**Aim of the task:**
A faithful copy of the data below is required, leaving out every picture.

[Entries supplied Boundary: Start]

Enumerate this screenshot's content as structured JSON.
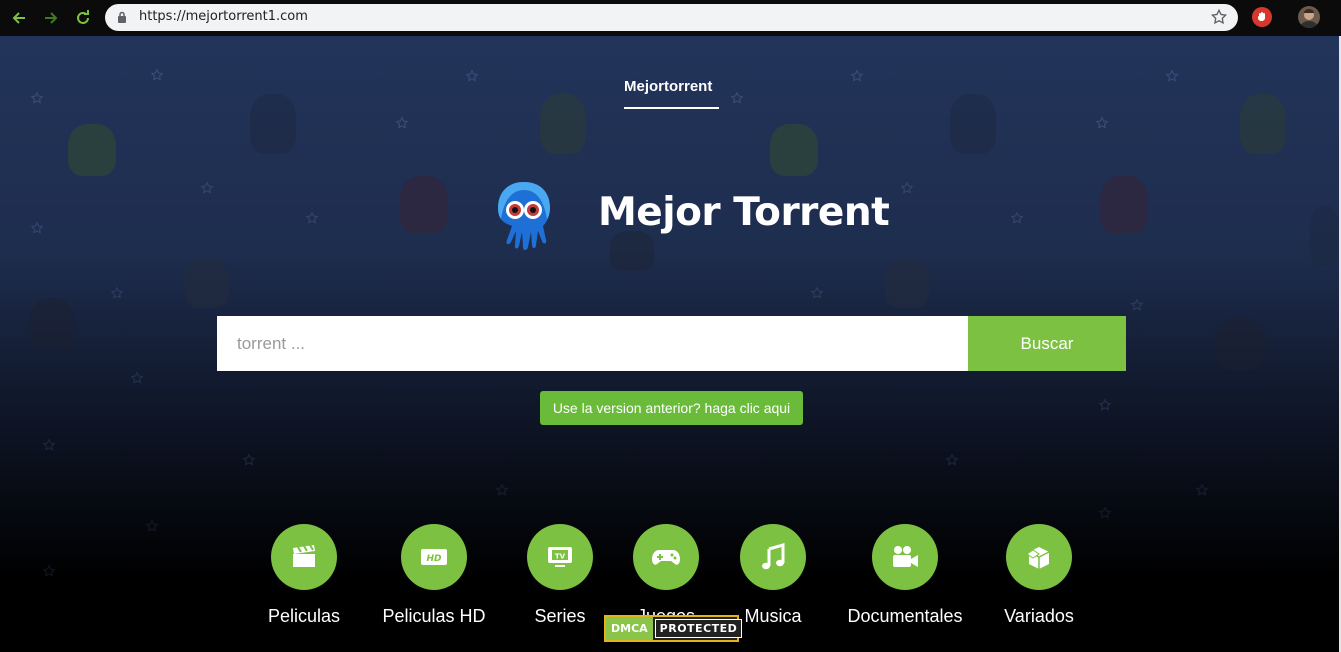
{
  "browser": {
    "url": "https://mejortorrent1.com"
  },
  "nav": {
    "top_link": "Mejortorrent"
  },
  "brand": {
    "title": "Mejor Torrent"
  },
  "search": {
    "placeholder": "torrent ...",
    "value": "",
    "button_label": "Buscar"
  },
  "old_version": {
    "label": "Use la version anterior? haga clic aqui"
  },
  "categories": [
    {
      "label": "Peliculas",
      "icon": "clapperboard-icon"
    },
    {
      "label": "Peliculas HD",
      "icon": "hd-icon"
    },
    {
      "label": "Series",
      "icon": "tv-icon"
    },
    {
      "label": "Juegos",
      "icon": "gamepad-icon"
    },
    {
      "label": "Musica",
      "icon": "music-note-icon"
    },
    {
      "label": "Documentales",
      "icon": "video-camera-icon"
    },
    {
      "label": "Variados",
      "icon": "box-icon"
    }
  ],
  "dmca": {
    "left": "DMCA",
    "right": "PROTECTED"
  },
  "colors": {
    "accent": "#7cc142",
    "background_top": "#22345a"
  }
}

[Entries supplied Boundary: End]

**Result below:**
Enumerate this screenshot's content as structured JSON.
{
  "browser": {
    "url": "https://mejortorrent1.com"
  },
  "nav": {
    "top_link": "Mejortorrent"
  },
  "brand": {
    "title": "Mejor Torrent"
  },
  "search": {
    "placeholder": "torrent ...",
    "value": "",
    "button_label": "Buscar"
  },
  "old_version": {
    "label": "Use la version anterior? haga clic aqui"
  },
  "categories": [
    {
      "label": "Peliculas",
      "icon": "clapperboard-icon"
    },
    {
      "label": "Peliculas HD",
      "icon": "hd-icon"
    },
    {
      "label": "Series",
      "icon": "tv-icon"
    },
    {
      "label": "Juegos",
      "icon": "gamepad-icon"
    },
    {
      "label": "Musica",
      "icon": "music-note-icon"
    },
    {
      "label": "Documentales",
      "icon": "video-camera-icon"
    },
    {
      "label": "Variados",
      "icon": "box-icon"
    }
  ],
  "dmca": {
    "left": "DMCA",
    "right": "PROTECTED"
  },
  "colors": {
    "accent": "#7cc142",
    "background_top": "#22345a"
  }
}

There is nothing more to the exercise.